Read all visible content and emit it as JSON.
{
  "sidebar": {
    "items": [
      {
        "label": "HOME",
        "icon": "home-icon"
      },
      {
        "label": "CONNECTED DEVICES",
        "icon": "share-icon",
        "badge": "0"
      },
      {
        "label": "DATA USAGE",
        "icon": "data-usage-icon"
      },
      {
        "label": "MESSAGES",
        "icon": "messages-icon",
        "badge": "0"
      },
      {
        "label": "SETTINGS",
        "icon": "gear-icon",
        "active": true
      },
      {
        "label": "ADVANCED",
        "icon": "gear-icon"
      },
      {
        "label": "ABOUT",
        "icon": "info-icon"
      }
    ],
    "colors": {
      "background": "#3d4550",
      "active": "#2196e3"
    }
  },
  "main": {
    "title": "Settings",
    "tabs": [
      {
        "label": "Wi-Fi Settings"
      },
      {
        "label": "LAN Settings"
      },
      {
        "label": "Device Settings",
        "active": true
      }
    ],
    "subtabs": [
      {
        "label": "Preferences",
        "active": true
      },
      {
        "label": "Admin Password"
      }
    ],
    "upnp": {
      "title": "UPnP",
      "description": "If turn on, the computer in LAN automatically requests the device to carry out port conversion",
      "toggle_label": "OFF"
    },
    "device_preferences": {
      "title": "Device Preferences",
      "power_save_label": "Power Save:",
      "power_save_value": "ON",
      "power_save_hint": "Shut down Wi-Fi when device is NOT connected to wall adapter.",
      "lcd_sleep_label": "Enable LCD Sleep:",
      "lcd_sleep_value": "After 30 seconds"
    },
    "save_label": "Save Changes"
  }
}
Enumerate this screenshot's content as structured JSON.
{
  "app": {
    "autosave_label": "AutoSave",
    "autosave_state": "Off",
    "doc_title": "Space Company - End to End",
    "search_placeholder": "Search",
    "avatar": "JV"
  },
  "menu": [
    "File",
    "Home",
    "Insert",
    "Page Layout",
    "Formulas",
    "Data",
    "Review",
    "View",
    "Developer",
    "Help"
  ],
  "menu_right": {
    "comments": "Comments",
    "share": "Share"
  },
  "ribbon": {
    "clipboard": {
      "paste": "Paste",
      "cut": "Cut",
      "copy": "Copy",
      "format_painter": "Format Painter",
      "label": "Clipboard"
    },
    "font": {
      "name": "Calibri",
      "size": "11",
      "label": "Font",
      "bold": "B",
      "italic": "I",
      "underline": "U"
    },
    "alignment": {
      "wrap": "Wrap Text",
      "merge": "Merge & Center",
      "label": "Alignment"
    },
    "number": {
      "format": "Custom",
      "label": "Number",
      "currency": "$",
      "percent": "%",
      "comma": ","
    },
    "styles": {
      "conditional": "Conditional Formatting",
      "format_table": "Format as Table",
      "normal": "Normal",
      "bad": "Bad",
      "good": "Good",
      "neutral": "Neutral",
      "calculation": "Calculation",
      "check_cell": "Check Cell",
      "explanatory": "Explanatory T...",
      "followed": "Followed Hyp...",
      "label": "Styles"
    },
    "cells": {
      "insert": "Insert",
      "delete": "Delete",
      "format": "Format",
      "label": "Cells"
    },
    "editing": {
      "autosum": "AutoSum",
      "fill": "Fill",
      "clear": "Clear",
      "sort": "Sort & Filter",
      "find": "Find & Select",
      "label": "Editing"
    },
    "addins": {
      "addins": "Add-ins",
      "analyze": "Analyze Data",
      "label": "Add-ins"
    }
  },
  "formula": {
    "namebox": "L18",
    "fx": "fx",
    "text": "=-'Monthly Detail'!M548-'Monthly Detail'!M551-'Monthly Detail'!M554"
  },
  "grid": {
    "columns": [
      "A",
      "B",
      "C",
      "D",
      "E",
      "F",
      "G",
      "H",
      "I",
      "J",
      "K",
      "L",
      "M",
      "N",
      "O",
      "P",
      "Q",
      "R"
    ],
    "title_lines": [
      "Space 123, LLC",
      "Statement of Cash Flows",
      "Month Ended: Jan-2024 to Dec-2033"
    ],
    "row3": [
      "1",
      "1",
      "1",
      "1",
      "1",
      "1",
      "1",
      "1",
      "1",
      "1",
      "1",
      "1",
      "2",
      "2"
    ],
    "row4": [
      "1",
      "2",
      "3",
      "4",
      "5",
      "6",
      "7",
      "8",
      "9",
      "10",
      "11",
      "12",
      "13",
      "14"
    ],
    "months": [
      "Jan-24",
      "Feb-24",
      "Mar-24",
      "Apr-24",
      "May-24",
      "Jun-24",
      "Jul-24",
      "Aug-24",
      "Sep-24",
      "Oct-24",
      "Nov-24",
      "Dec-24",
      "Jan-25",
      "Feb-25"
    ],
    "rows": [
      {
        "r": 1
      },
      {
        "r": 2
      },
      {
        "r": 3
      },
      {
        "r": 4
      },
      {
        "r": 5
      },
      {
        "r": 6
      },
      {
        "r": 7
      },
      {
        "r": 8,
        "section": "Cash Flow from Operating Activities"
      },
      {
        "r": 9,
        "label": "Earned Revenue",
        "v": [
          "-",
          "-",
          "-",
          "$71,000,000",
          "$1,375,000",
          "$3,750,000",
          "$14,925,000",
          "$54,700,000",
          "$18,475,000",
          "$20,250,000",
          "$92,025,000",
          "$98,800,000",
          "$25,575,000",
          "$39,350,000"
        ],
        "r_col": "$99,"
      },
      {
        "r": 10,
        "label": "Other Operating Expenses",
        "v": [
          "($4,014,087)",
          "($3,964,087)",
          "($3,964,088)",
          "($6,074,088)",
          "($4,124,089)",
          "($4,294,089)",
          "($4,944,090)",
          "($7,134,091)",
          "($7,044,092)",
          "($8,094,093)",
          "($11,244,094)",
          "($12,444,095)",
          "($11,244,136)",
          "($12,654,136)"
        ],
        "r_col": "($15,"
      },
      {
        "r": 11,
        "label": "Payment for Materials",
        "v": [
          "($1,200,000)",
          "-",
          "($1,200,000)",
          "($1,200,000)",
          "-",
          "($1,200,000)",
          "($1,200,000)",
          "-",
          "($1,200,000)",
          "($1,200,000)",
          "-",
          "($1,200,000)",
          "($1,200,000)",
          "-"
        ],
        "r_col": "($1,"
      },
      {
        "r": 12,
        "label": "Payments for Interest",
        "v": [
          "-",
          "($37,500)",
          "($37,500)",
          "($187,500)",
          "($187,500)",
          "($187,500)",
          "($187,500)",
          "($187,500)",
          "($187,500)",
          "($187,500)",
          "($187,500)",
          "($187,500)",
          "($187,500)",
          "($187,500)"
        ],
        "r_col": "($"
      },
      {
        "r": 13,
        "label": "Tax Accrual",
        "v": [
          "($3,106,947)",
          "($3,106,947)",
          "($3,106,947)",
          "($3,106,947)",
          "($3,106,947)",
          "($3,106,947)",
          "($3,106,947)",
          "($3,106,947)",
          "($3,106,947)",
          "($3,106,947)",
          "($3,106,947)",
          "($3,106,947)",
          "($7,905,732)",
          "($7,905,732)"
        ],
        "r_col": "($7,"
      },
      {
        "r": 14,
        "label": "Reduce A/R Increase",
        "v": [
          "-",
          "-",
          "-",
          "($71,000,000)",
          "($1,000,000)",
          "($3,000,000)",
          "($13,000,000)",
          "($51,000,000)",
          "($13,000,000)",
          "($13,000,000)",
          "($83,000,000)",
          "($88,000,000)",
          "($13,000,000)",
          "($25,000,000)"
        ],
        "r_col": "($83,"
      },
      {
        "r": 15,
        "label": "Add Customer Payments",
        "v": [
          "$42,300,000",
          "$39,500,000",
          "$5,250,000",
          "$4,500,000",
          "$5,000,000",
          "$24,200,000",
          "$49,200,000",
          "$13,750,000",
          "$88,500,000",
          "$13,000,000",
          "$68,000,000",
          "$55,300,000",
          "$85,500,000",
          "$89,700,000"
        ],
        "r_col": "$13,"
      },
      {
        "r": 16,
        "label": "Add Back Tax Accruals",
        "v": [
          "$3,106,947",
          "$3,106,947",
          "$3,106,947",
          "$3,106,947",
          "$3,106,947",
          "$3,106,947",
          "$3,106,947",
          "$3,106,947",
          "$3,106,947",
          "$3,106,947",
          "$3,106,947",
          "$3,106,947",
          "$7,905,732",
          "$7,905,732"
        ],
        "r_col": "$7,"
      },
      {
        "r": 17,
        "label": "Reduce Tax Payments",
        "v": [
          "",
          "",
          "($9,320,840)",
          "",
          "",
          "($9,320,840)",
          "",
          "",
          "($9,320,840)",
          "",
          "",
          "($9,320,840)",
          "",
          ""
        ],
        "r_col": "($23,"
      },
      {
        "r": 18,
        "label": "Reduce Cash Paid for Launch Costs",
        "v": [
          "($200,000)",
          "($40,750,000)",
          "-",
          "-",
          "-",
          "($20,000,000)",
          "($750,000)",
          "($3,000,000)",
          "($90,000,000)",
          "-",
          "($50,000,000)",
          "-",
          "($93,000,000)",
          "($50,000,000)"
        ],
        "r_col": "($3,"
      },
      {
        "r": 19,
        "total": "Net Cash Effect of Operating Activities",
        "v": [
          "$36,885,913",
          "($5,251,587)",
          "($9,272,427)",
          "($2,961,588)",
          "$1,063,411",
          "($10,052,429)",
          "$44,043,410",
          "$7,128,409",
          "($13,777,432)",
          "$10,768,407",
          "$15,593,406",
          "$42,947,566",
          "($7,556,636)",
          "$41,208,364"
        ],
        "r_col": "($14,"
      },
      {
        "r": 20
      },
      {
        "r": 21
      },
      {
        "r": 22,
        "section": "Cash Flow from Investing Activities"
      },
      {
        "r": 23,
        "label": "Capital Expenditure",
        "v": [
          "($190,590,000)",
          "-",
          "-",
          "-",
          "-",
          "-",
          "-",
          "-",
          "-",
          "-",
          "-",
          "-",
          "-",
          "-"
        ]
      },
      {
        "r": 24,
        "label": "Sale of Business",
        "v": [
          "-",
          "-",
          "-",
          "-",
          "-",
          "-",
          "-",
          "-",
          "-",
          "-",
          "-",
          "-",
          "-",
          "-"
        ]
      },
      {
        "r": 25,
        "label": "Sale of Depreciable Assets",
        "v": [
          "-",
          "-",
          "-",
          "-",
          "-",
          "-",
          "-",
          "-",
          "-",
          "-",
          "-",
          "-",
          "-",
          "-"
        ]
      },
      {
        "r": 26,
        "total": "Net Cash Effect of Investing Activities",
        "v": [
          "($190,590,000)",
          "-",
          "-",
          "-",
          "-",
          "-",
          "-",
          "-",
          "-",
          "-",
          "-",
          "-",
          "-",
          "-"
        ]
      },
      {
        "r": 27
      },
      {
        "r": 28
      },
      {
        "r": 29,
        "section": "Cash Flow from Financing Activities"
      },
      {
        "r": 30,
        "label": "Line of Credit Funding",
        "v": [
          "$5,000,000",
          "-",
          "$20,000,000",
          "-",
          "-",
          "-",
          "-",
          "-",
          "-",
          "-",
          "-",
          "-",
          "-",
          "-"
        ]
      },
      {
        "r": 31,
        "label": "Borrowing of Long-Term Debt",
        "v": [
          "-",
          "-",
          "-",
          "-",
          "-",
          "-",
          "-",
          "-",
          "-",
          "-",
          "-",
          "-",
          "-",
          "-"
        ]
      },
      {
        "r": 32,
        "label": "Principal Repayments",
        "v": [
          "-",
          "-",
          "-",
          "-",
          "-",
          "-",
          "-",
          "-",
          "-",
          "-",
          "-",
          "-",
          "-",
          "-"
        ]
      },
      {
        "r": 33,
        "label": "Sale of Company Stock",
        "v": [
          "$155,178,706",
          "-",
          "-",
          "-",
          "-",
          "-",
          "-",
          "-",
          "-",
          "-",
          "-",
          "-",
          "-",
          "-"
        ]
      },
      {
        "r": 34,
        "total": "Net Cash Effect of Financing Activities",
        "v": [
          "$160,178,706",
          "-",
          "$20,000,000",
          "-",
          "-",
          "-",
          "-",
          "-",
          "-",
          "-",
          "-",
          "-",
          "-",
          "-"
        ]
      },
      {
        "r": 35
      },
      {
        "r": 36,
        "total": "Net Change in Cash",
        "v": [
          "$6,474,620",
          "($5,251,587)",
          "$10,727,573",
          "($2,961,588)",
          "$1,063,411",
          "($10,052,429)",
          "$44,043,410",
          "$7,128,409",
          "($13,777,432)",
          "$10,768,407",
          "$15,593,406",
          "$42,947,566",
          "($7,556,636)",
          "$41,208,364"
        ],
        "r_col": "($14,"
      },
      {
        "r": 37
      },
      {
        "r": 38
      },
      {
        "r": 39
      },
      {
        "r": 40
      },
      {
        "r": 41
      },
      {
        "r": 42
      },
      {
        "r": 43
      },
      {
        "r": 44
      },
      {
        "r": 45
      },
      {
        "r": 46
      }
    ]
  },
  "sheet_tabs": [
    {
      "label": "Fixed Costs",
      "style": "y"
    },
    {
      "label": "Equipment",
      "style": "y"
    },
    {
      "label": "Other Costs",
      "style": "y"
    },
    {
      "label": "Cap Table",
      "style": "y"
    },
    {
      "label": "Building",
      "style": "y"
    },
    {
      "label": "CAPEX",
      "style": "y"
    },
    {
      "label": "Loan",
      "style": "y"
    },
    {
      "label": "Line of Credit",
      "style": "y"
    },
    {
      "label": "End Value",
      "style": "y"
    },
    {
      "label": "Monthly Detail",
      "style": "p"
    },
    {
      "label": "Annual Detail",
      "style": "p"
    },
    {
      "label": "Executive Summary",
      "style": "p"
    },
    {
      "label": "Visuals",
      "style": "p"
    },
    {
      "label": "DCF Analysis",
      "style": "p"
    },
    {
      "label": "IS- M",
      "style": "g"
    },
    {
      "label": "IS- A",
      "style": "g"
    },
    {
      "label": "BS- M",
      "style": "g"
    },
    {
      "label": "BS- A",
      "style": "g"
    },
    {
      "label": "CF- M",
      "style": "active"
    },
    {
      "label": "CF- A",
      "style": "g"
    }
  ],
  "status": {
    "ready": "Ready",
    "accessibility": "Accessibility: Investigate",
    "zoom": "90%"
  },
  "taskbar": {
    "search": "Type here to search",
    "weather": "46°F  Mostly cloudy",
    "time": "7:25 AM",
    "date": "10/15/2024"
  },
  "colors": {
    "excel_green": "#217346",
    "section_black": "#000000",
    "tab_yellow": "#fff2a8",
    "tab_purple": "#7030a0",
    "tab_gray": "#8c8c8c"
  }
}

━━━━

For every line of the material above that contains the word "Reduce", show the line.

        "label": "Reduce A/R Increase",
        "label": "Reduce Tax Payments",
        "label": "Reduce Cash Paid for Launch Costs",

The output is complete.